The day after he was elected Rancho Santa Margarita’s newest city councilman, Brad McGirr was trying to get all his election signs off city streets by 10 a.m.
He would have succeeded if he hadn’t been tackled by a reporter for a late breakfast. Over Belgian waffles, McGirr talked about running for election, talked about what he learned, talked about Deacon Jones.
Jones was one of the famed Fearsome Foursome of the 1960s and ‘70s Los Angeles Rams, and the day after McGirr sacked Larry McCook and Glenn Acosta in the November general election for the two-year term on the council, the southern California native was totally into telling a reporter his love for Jones and other members of the Rams.
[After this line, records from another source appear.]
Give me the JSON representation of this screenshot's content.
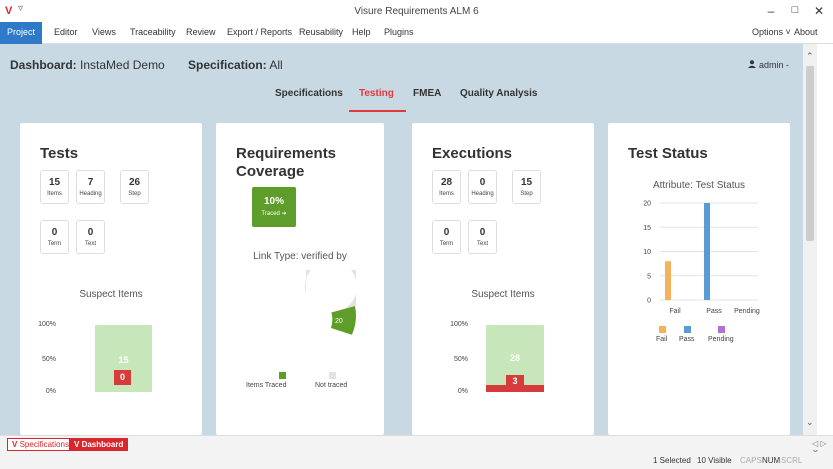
{
  "window": {
    "title": "Visure Requirements ALM 6",
    "logo": "V",
    "quick_access": "▿",
    "minimize": "–",
    "maximize": "□",
    "close": "✕"
  },
  "menu": {
    "items": [
      "Project",
      "Editor",
      "Views",
      "Traceability",
      "Review",
      "Export / Reports",
      "Reusability",
      "Help",
      "Plugins"
    ],
    "options": "Options ˅",
    "about": "About"
  },
  "dashboard": {
    "label": "Dashboard:",
    "name": "InstaMed Demo",
    "spec_label": "Specification:",
    "spec_value": "All",
    "user": "admin -",
    "tabs": [
      "Specifications",
      "Testing",
      "FMEA",
      "Quality Analysis"
    ],
    "active_tab": "Testing"
  },
  "tests": {
    "title": "Tests",
    "stats": [
      {
        "value": "15",
        "label": "Items"
      },
      {
        "value": "7",
        "label": "Heading"
      },
      {
        "value": "26",
        "label": "Step"
      },
      {
        "value": "0",
        "label": "Term"
      },
      {
        "value": "0",
        "label": "Text"
      }
    ],
    "suspect_title": "Suspect Items",
    "axis": [
      "100%",
      "50%",
      "0%"
    ],
    "bar_total": "15",
    "bar_suspect": "0"
  },
  "coverage": {
    "title_line1": "Requirements",
    "title_line2": "Coverage",
    "percent": "10%",
    "traced_link": "Traced ➔",
    "link_type": "Link Type:  verified by",
    "donut_not_traced": "180",
    "donut_traced": "20",
    "legend": [
      "Items Traced",
      "Not traced"
    ],
    "colors": {
      "traced": "#5e9d2a",
      "not_traced": "#e3e3e3"
    }
  },
  "executions": {
    "title": "Executions",
    "stats": [
      {
        "value": "28",
        "label": "Items"
      },
      {
        "value": "0",
        "label": "Heading"
      },
      {
        "value": "15",
        "label": "Step"
      },
      {
        "value": "0",
        "label": "Term"
      },
      {
        "value": "0",
        "label": "Text"
      }
    ],
    "suspect_title": "Suspect Items",
    "axis": [
      "100%",
      "50%",
      "0%"
    ],
    "bar_total": "28",
    "bar_suspect": "3"
  },
  "chart_data": {
    "type": "bar",
    "title": "Test Status",
    "subtitle": "Attribute:  Test Status",
    "categories": [
      "Fail",
      "Pass",
      "Pending"
    ],
    "values": [
      8,
      20,
      0
    ],
    "colors": [
      "#f5b25e",
      "#5b9bd5",
      "#b36fd1"
    ],
    "yticks": [
      "20",
      "15",
      "10",
      "5",
      "0"
    ],
    "ylim": [
      0,
      20
    ],
    "legend": [
      "Fail",
      "Pass",
      "Pending"
    ]
  },
  "bottom_tabs": [
    "Specifications",
    "Dashboard"
  ],
  "status": {
    "selected": "1 Selected",
    "visible": "10 Visible",
    "caps": "CAPS",
    "num": "NUM",
    "scrl": "SCRL"
  }
}
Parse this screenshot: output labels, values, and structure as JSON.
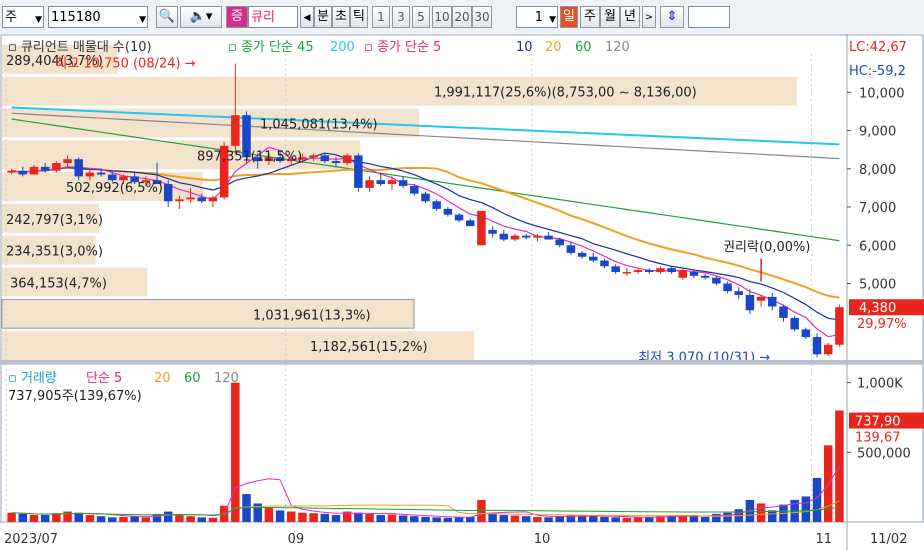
{
  "toolbar": {
    "market": "주",
    "code": "115180",
    "name": "큐리",
    "periods": [
      "분",
      "초",
      "틱"
    ],
    "period_nums": [
      "1",
      "3",
      "5",
      "10",
      "20",
      "30"
    ],
    "count": "1",
    "dwmy": [
      "일",
      "주",
      "월",
      "년"
    ],
    "prefix_badge": "증"
  },
  "price_panel": {
    "legend": {
      "title": "큐리언트 매물대 수(10)",
      "ma_label": "종가 단순",
      "ma_a": [
        "45",
        "200"
      ],
      "ma_b": [
        "5",
        "10",
        "20",
        "60",
        "120"
      ]
    },
    "lc": "LC:42,67",
    "hc": "HC:-59,2",
    "y_ticks": [
      "10,000",
      "9,000",
      "8,000",
      "7,000",
      "6,000",
      "5,000"
    ],
    "current_price": "4,380",
    "current_pct": "29,97%",
    "annotations": {
      "high": "최고 10,750 (08/24)",
      "low": "최저 3,070 (10/31)",
      "rights": "권리락(0,00%)"
    },
    "volume_profile": [
      "289,404(3,7%)",
      "1,991,117(25,6%)(8,753,00 ~ 8,136,00)",
      "1,045,081(13,4%)",
      "897,351(11,5%)",
      "502,992(6,5%)",
      "242,797(3,1%)",
      "234,351(3,0%)",
      "364,153(4,7%)",
      "1,031,961(13,3%)",
      "1,182,561(15,2%)"
    ]
  },
  "volume_panel": {
    "legend_title": "거래량",
    "ma_label": "단순",
    "ma": [
      "5",
      "20",
      "60",
      "120"
    ],
    "current_volume": "737,905주(139,67%)",
    "y_ticks": [
      "1,000K",
      "500,000"
    ],
    "current_tag": "737,90",
    "current_tag_pct": "139,67"
  },
  "x_axis": {
    "labels": [
      "2023/07",
      "09",
      "10",
      "11",
      "11/02"
    ]
  },
  "colors": {
    "up": "#e8261d",
    "down": "#1a46c8",
    "ma5": "#e030c0",
    "ma10": "#1a2ea0",
    "ma20": "#f0a020",
    "ma60": "#1ea03c",
    "ma120": "#888888",
    "ma200": "#22c8f0",
    "profile": "#f3e2cc"
  },
  "chart_data": {
    "type": "candlestick",
    "title": "큐리언트 매물대 수(10)",
    "x": [
      "2023/07",
      "09",
      "10",
      "11"
    ],
    "ylim": [
      3000,
      11000
    ],
    "volume_profile": [
      {
        "range_label": "289,404(3,7%)",
        "volume": 289404,
        "pct": 3.7
      },
      {
        "range_label": "1,991,117(25,6%)",
        "volume": 1991117,
        "pct": 25.6,
        "price_from": 8753.0,
        "price_to": 8136.0
      },
      {
        "range_label": "1,045,081(13,4%)",
        "volume": 1045081,
        "pct": 13.4
      },
      {
        "range_label": "897,351(11,5%)",
        "volume": 897351,
        "pct": 11.5
      },
      {
        "range_label": "502,992(6,5%)",
        "volume": 502992,
        "pct": 6.5
      },
      {
        "range_label": "242,797(3,1%)",
        "volume": 242797,
        "pct": 3.1
      },
      {
        "range_label": "234,351(3,0%)",
        "volume": 234351,
        "pct": 3.0
      },
      {
        "range_label": "364,153(4,7%)",
        "volume": 364153,
        "pct": 4.7
      },
      {
        "range_label": "1,031,961(13,3%)",
        "volume": 1031961,
        "pct": 13.3
      },
      {
        "range_label": "1,182,561(15,2%)",
        "volume": 1182561,
        "pct": 15.2
      }
    ],
    "highest": {
      "price": 10750,
      "date": "08/24"
    },
    "lowest": {
      "price": 3070,
      "date": "10/31"
    },
    "last_close": 4380,
    "last_change_pct": 29.97,
    "last_volume": 737905,
    "last_volume_pct": 139.67,
    "ohlc": [
      [
        7900,
        8000,
        7850,
        7950
      ],
      [
        7950,
        8050,
        7800,
        7850
      ],
      [
        7850,
        8100,
        7850,
        8050
      ],
      [
        8050,
        8150,
        7900,
        7950
      ],
      [
        7950,
        8200,
        7900,
        8150
      ],
      [
        8150,
        8350,
        8000,
        8250
      ],
      [
        8250,
        8300,
        7700,
        7800
      ],
      [
        7800,
        8000,
        7700,
        7900
      ],
      [
        7900,
        8000,
        7800,
        7850
      ],
      [
        7850,
        7900,
        7650,
        7700
      ],
      [
        7700,
        7850,
        7600,
        7800
      ],
      [
        7800,
        7900,
        7600,
        7650
      ],
      [
        7650,
        7800,
        7550,
        7700
      ],
      [
        7700,
        8150,
        7650,
        7600
      ],
      [
        7600,
        7700,
        7000,
        7150
      ],
      [
        7150,
        7300,
        6950,
        7200
      ],
      [
        7200,
        7500,
        7100,
        7250
      ],
      [
        7250,
        7350,
        7100,
        7150
      ],
      [
        7150,
        7300,
        7000,
        7250
      ],
      [
        7250,
        8700,
        7200,
        8600
      ],
      [
        8600,
        10750,
        8400,
        9400
      ],
      [
        9400,
        9500,
        8150,
        8300
      ],
      [
        8300,
        8400,
        8000,
        8200
      ],
      [
        8200,
        8400,
        8100,
        8300
      ],
      [
        8300,
        8450,
        8150,
        8200
      ],
      [
        8200,
        8350,
        8100,
        8250
      ],
      [
        8250,
        8400,
        8150,
        8300
      ],
      [
        8300,
        8400,
        8200,
        8350
      ],
      [
        8350,
        8400,
        8150,
        8200
      ],
      [
        8200,
        8300,
        8050,
        8150
      ],
      [
        8150,
        8400,
        8100,
        8350
      ],
      [
        8350,
        8400,
        7400,
        7500
      ],
      [
        7500,
        7800,
        7400,
        7700
      ],
      [
        7700,
        7900,
        7550,
        7600
      ],
      [
        7600,
        7800,
        7450,
        7700
      ],
      [
        7700,
        7800,
        7500,
        7550
      ],
      [
        7550,
        7600,
        7300,
        7350
      ],
      [
        7350,
        7400,
        7100,
        7150
      ],
      [
        7150,
        7200,
        6900,
        6950
      ],
      [
        6950,
        7000,
        6750,
        6800
      ],
      [
        6800,
        6850,
        6600,
        6650
      ],
      [
        6650,
        6700,
        6500,
        6500
      ],
      [
        6000,
        6900,
        6000,
        6900
      ],
      [
        6400,
        6500,
        6200,
        6300
      ],
      [
        6300,
        6400,
        6100,
        6150
      ],
      [
        6150,
        6300,
        6100,
        6250
      ],
      [
        6250,
        6300,
        6150,
        6200
      ],
      [
        6200,
        6300,
        6100,
        6250
      ],
      [
        6250,
        6350,
        6150,
        6150
      ],
      [
        6150,
        6200,
        5950,
        6000
      ],
      [
        6000,
        6100,
        5750,
        5800
      ],
      [
        5800,
        5850,
        5650,
        5700
      ],
      [
        5700,
        5800,
        5550,
        5600
      ],
      [
        5600,
        5650,
        5400,
        5450
      ],
      [
        5450,
        5500,
        5250,
        5300
      ],
      [
        5300,
        5400,
        5200,
        5300
      ],
      [
        5300,
        5400,
        5250,
        5350
      ],
      [
        5350,
        5400,
        5250,
        5300
      ],
      [
        5300,
        5450,
        5250,
        5400
      ],
      [
        5400,
        5450,
        5250,
        5300
      ],
      [
        5150,
        5400,
        5100,
        5350
      ],
      [
        5300,
        5350,
        5150,
        5200
      ],
      [
        5200,
        5250,
        5100,
        5150
      ],
      [
        5150,
        5200,
        4950,
        5000
      ],
      [
        5000,
        5050,
        4750,
        4800
      ],
      [
        4800,
        4900,
        4600,
        4700
      ],
      [
        4700,
        4850,
        4200,
        4300
      ],
      [
        4550,
        4700,
        4400,
        4650
      ],
      [
        4650,
        4750,
        4300,
        4400
      ],
      [
        4400,
        4450,
        4000,
        4100
      ],
      [
        4100,
        4150,
        3750,
        3800
      ],
      [
        3800,
        3850,
        3550,
        3600
      ],
      [
        3600,
        3700,
        3070,
        3150
      ],
      [
        3150,
        3450,
        3100,
        3400
      ],
      [
        3400,
        4450,
        3350,
        4380
      ]
    ],
    "volume": [
      40,
      35,
      30,
      30,
      38,
      45,
      40,
      30,
      25,
      20,
      22,
      25,
      20,
      35,
      45,
      30,
      25,
      20,
      18,
      70,
      600,
      120,
      80,
      60,
      50,
      45,
      40,
      38,
      35,
      30,
      45,
      40,
      35,
      30,
      32,
      28,
      25,
      22,
      20,
      18,
      20,
      22,
      95,
      40,
      30,
      28,
      25,
      22,
      20,
      25,
      28,
      30,
      25,
      22,
      20,
      18,
      20,
      22,
      25,
      28,
      30,
      25,
      22,
      35,
      40,
      55,
      95,
      80,
      50,
      75,
      95,
      110,
      190,
      330,
      480
    ]
  }
}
He recalled meeting Jones face-to-face after a golf fundraiser.
“I got down on my knee and interrupted his lunch,” McGirr said. “His wife gave me the stinkeye, but I didn’t care—I was talking to Deacon Jones.”
McGirr was about 40 years old at the time.
The little boy that lights up in the body of a mid-50s man takes his place in public life beginning tonight when he is sworn in as a councilman privately prior to a special council meeting at 5:30 p.m., and again for the public’s benefit at the regularly scheduled meeting that begins at 7 p.m.
“There’s only a handful of people I’d embarrass myself to that extent for,” McGirr said. “Roman Gabriel and Bruce Springsteen are the other two.”
What McGirr won’t do is embarrass himself in his new role. Even though the agenda for tonight’s meeting is light, he has been boning up on the issues while working his fulltime job as an attorney—which has taken him to Bakersfield a couple of times the last week.
And he thought he was busy during the election.
Though he ran in tandem with council veterans Tony Beall and Carol Gamble—who also won easily in the election—McGirr said he’s not in anyone’s hip pocket.
“I’m going to be an independent voice,” he said. “There will be times I will disagree with Tony and Carol, and vice verse, or I will agree with them and they’ll say ‘You’re part of the old guard.’ I’m going to do what I think is right. If they want to vote me out in two years they can do it. But I want to do right by this city, and if someone gets ticked off at me, that’s OK. My decisions won’t be based on politics or who I know.
“I didn’t do this so I could be someone’s pawn. That’s not going to happen.”
Beall agreed. They have known each other a long time but weren't social pals when Beall asked McGirr at the last minute to be his appointment to the Planning Commission two years ago.
"Brad has experience as a judge pro tem, so he’s used to making tough decisions under pressure and will dispassionately but fairly look at the facts, apply them to the applicable law and make a decision regardless of who yells the loudest—and that's not always easy," Beall said. "But he has experience doing that. He'll let people know the reason for his decisions in a clear manner. I really look forward to working with him."
McGirr said there is no substitute for meeting people face to face in an election campaign, but it “was grueling.” When it was over, when he could resort to picking up signs—he's compulsive about litter and sign clutter—he said he was relieved.
But the overriding feeling was one of humility. He said he was humbled by the responsibility that his neighbors had given him the most important thing they possessed: Their trust.
A resident in Rancho Santa Margarita since 1986 who figures he's coached or coached against just about every teenager in town—he's really big on volunteerism—McGirr said the election process was a grand learning experience.
“I learned everyone has a dog,” he said, laughing. “I was surprised how many people have lived here a long time. It was very rare that I met a person with a specific complaint.
“I learned that people love this city. They don’t want to see it disparaged. I’m going to do them proud.”